Underwood, who will leave office in January, has sued the county, claiming the county is underfunding his departments. He also has sued concerning the county shifting responsibility of food service to the sheriff.
However, county officials noted Underwood has participated in discussions with them over the upcoming budget.
Davis later noted in the meeting that $200,000 in utilities for the sheriff are annually paid for by road and bridge funds.
The commissioner, who has been active in the budget process, said the revenue increase appears to be from the online sales tax from entities like Amazon and increase in rental tax revenue. Property tax revenue is flat, he said, while business license is up a little, he added.
The courthouse budget was increased $36,000 for salaries and repairs. Bishop asked for an additional person, either one full-time person or two part-time workers, for the courthouse due to the repair and maintenance needs in the aging facility. He also noted the county has seven buildings to take care of. The courthouse only has one full-time person and two part-time employees to do the work, Bishop said.
Bishop and commissioners discussed the situation of finding people on hand to work on certain days to do needed work, as many workers have accumulated sick days to take off as vacation days, as allowed by rules set by the Walker County Civil Service Board. Davis said some accumulate 90 days, for example, and then won't return for months, all according to the rules.
"I've never worked anywhere where I had so many days off," Dickerson said.
However, all the commissioners agreed the workers are taking days that they were promised, which were also deserved. Davis said that it still explains why the county is still understaffed in many cases, including in the Sheriff's Office.
"That's the rule. Don't get me wrong. Keith Davis isn't saying it is wrong. The rule is there. That is the Civil Service Board (setting the rules), not the county commission," he said, noting his workers have sometimes notified him they were taking off for three months. "But they will take a day off. They are not sick. They will just take a day off."

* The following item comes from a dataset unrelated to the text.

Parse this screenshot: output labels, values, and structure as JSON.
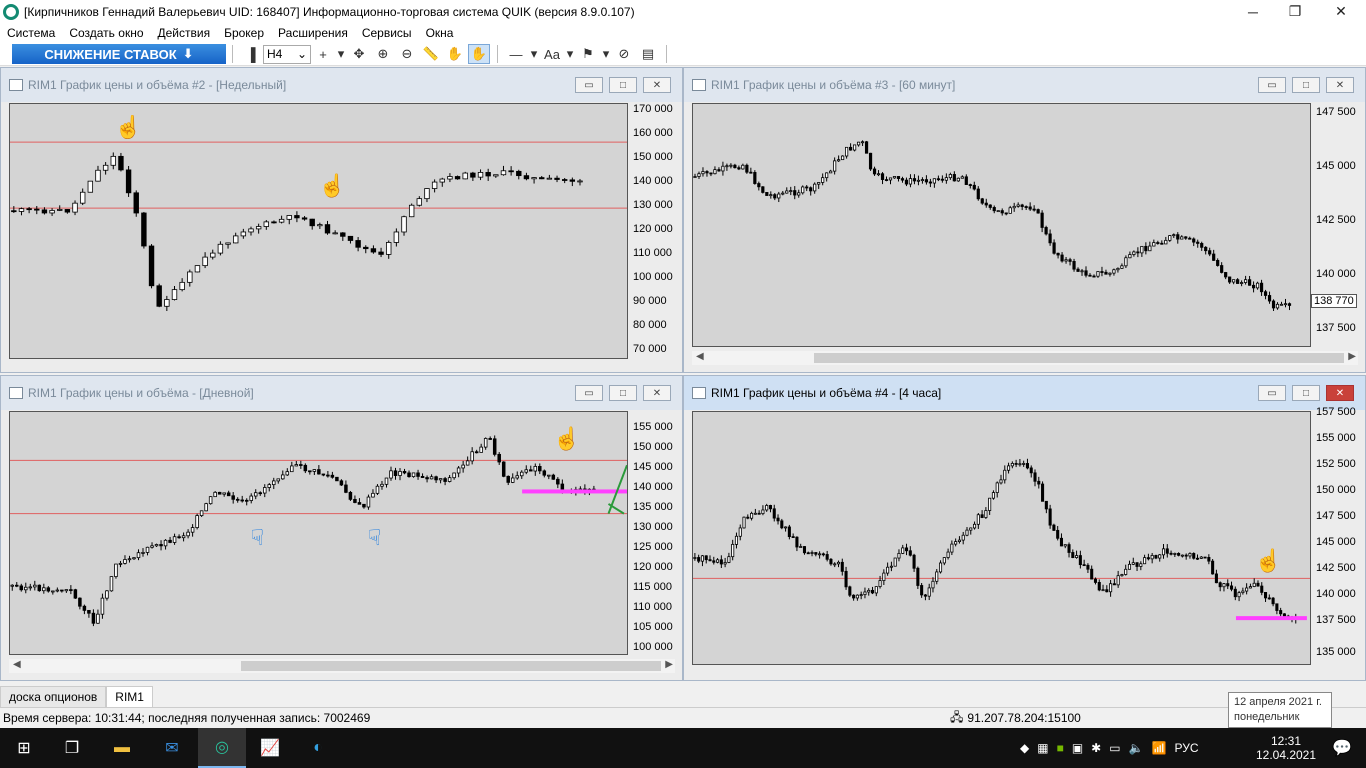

Bishop noted they are usually the most qualified people sometimes taking off. "You really miss them," he said.
Davis also praised the Civil Service Board, whose budget was cut $4,300. He noted the board has "done a tremendous job" in cutting overtime and legal fees, which helped other offices.
Each of the districts will get $850,000 to work with, but those budgets are not developed yet.
In reviewing the departments, Dickerson said the commission office plans to cut it budget by $11,572 due to personnel changes, a move to paperless documentation and office supply. Room was left for purchasing additional office equipment.